The couple spent many years at number 64 Nottingham Road before moving into Albion Place.
There James died in December 1890, aged 59.
House and cottage rows.
There was also a row of houses and a shop.
The shop was converted into a parlour, and in this house lived Mr. and Mrs. Amos Tatham, when they left Park Road.
We shall meet the Tathams very shortly.
Then a row of cottages with gable to the street. A sweep lived in one of these.
This row of cottages may have been that which flanked the southern side of what was to be Pedley Street.
Thomas Richards was a coalminer when he married widow Catherine Slack (nee Daykin) in December 1859.
The groom was the son of framework knitter Thomas Richards and Frances (nee Shaw) while the bride was the daughter of boatman/labourer Paul Daykin and Mary (nee Straw).
Catherine’s first husband, labourer Nicholas Slack, had died in November 1840.
Some time in the 1860’s, while living in Nottingham Road, Thomas began trading as a chimney sweep.
By 1871 he was recorded at 1 Pedley Street and he died there in May 1887, aged 63, and still a chimney sweep.
Though she didn’t know it at the time, there was almost another 20 years of life left for widow Catherine. She died in December 1904 at Basford Workhouse, aged 86 and was buried on Christmas Eve at Stanton Road Cemetery.
Thomas’s younger brother James – alias Frederick James – was also working as a chimney sweep though plying his trade in Heage.
Another cottage or two, then we come to the road leading to the old needle factory at Kensington.
Mr. Cope was the proprietor.
Bagshaw’s Directory of 1846 lists John Cope as a framework knitter of Kensington,
Slater’s Directory of 1850 mentions John Cope of Kensington, hosier,
and both the Post Office Directory of 1855 and White’s Directory of 1857 have him at Nottingham Road as a framework knitter.
He was (possibly) the son of pot dealer Samuel and Catherine (nee Chambers) and married Ann Robinson in January 1819.
On the 1841 and 1851 censuses he is listed in the Kensington area as a framework knitter, living with his family, and under him he has several journeyman workers in the same trade – in 1841 Edward Knowles is John’s apprentice while a lad, George Cheadle, is his ‘winder’ — suggesting that John is supervising or owning a frame-shop.
He is Adeline’s ‘Mr. Cope, the proprietor’.
John died at Kensington in January 1859, aged 66, and widow Ann continued as a shopkeeper/grocer in Nottingham Road until she died there in September 1870, aged 73.
One member of the Cope family was son Joseph who started his working life with his father and mother as a framework knitter.
In May 1842 and then still a framework knitter, Joseph married his first wife Loughborough-born Sarah Teear, daughter of framesmith John and Sarah (nee Thompson) and who died six years later.
Both the children of that marriage died in infancy.
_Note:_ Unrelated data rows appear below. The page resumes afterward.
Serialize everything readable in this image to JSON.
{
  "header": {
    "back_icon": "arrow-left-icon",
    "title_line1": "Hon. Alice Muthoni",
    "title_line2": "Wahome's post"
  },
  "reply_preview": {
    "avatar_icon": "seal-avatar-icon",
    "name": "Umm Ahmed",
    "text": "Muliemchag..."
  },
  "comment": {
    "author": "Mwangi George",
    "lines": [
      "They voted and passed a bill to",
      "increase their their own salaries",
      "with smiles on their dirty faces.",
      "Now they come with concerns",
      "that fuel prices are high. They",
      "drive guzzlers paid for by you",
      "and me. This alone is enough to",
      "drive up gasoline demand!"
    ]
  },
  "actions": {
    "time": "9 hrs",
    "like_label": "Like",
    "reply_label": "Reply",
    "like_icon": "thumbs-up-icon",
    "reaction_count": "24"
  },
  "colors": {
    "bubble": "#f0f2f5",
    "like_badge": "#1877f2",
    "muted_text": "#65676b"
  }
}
Joseph shortly converted to be a coal higgler or dealer, his occupation on the 1851 census and also when he married his second wife in May 1853. She was Ann Meaking, daughter of labourer Benjamin and Sarah, from the Newark district.
Joseph was resident in the Nottingham Road/Hunger Hill/Kensington area throughout early life until by 1881 he had moved into Belper Street – and he is ‘Cope the Carrier’ mentioned earlier by Adeline. (See Belper Street).
and now the Tathams.